A man fiddling with his wedding ring in the presence of another woman usually has something on his mind. At his introduction of Sarah Palin to the world on August 29, John McCain appeared a man possessed, playing with his ring, fastening his gaze on her breasts, her backside, his right fingers sliding up from that dratted gold band to the finger tip, pinching it as if to control the volcano stirring within him. “Boxed up,” the young McCain once said in a near-frenzy, describing to a confidante the state of his emotions under the Naval Academy’s discipline; the expression suited his performance that Friday in Dayton, when he finally regained composure by assuming the rigid posture of attention that the academy had taught so well.
Here was McCain, the angry old warrior, deploying sex as a central political weapon to recharge his potency, his party’s fortunes and the cultural oomph of the right. Not gender. The Republicans didn’t need just any woman to compete with Obama for the Wow factor, the Mmm factor, the stable, loving family factor. It is a calculated bonus that adherents can now speak loftily of making history, but for different reasons, drawing deep from the well of their identities, and not for the first time, both McCain and the right needed a sexual icon.
McCain’s first wife, Carol, airbrushed from his “compelling story” even when her three children trooped onstage to complete the convention’s family tableau, was a swimsuit model. Tall and slender when she saw John off to Vietnam, she was five inches shorter when he returned, broken grievously from a car accident, using a catheter and a wheelchair. “I don’t look so good myself,” he told her; privately he told friends the sight of her “appalled” him. He began looking for a more alluring replacement almost immediately. Carol says she has “no bitterness,” according to a story by Sharon Churcher in the London Daily Mail. John just “wanted to be 25 again.”
At 42 McNasty, as he was called in high school, took up with 24-year-old Cindy, a former junior rodeo queen, and, having boosted his image and his net worth via a marriage vow, soon reverted to the pattern of insults and macho egotism that has typified most of his life. He denigrated her education at USC as a tour through “the University of Spoiled Children.” For all but one of several miscarriages, he left her on her own. When she was popping ten to fifteen pills a day to mask her pain and “do everything he wanted,” he never noticed. In 1992, in a rage over her gentle teasing about his thinning hair, he exploded, “At least I don’t plaster on the makeup like a trollop, you cunt,” a one-two punch hurled in front of three journalists and two aides but unreported until recently, by Cliff Schecter in The Real McCain. On the campaign trail in June he joked about “beating my wife” and took umbrage when others failed to grasp the simple good fun in the remark. In early August he said he’d encouraged Cindy to enter the Miss Buffalo Chip beauty pageant at the high-revving, flesh-swinging biker rally in Sturgis, South Dakota. It might have been a fine quip except that up on the stage with her daughter Meghan, staring out toward the throng where a sign urged Show Ur Tits 4 McCain, Cindy had the thin, fixed smile of endurance, not joy. Just before the Palin pick, Mrs. McCain was so brittle that a supporter’s energetic handshake put her in a cast. With the press and vast swaths of the country swooning over the Obama family, John needed a new queen.

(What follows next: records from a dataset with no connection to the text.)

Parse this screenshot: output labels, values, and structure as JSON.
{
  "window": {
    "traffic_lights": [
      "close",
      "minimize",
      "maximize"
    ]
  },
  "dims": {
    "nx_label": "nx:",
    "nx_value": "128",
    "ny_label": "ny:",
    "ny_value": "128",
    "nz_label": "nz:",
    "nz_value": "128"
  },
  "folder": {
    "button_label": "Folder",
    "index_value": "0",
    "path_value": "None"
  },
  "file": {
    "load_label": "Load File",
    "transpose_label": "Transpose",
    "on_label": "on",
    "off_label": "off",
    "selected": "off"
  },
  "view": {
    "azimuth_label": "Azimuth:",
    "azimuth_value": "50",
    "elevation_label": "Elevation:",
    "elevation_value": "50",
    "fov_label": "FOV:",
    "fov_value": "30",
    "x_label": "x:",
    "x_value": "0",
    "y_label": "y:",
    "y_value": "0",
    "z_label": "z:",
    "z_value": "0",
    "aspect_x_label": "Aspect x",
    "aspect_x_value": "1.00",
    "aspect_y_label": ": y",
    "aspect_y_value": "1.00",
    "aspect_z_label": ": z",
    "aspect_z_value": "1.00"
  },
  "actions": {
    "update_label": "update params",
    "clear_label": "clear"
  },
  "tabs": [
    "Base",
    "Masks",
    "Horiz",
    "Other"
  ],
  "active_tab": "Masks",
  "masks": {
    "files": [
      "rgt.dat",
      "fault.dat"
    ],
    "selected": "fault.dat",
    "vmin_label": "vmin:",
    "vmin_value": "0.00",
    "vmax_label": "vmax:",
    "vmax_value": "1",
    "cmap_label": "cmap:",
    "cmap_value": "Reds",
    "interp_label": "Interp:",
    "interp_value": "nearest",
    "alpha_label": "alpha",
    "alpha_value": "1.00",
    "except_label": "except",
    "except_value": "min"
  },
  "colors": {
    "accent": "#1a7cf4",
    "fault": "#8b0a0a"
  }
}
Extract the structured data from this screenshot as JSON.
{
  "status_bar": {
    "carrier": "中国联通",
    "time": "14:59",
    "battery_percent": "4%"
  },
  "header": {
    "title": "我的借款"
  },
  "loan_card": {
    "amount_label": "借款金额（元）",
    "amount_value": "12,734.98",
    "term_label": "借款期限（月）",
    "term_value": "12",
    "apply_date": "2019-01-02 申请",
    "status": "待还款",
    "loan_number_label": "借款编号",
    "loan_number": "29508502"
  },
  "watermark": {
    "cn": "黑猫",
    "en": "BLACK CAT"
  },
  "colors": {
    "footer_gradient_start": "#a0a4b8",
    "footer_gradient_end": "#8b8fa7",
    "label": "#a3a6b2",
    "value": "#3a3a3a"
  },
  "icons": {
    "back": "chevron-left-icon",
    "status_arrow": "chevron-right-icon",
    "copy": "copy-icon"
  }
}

Like King Ahasuerus in the Book of Esther, who asserted his mastery by decreeing male headship and then held a kind of beauty pageant to replace Vashti as queen, McCain found his new “partner and soulmate” in Miss Wasilla 1984. Even Cindy, who suddenly let her hair down in bed-head style, perhaps at last relieved of the burdens of wifely duties, calls it “a perfect match.” If only by association, John McCain may now fancy himself in the image of his deepest desire, top gun.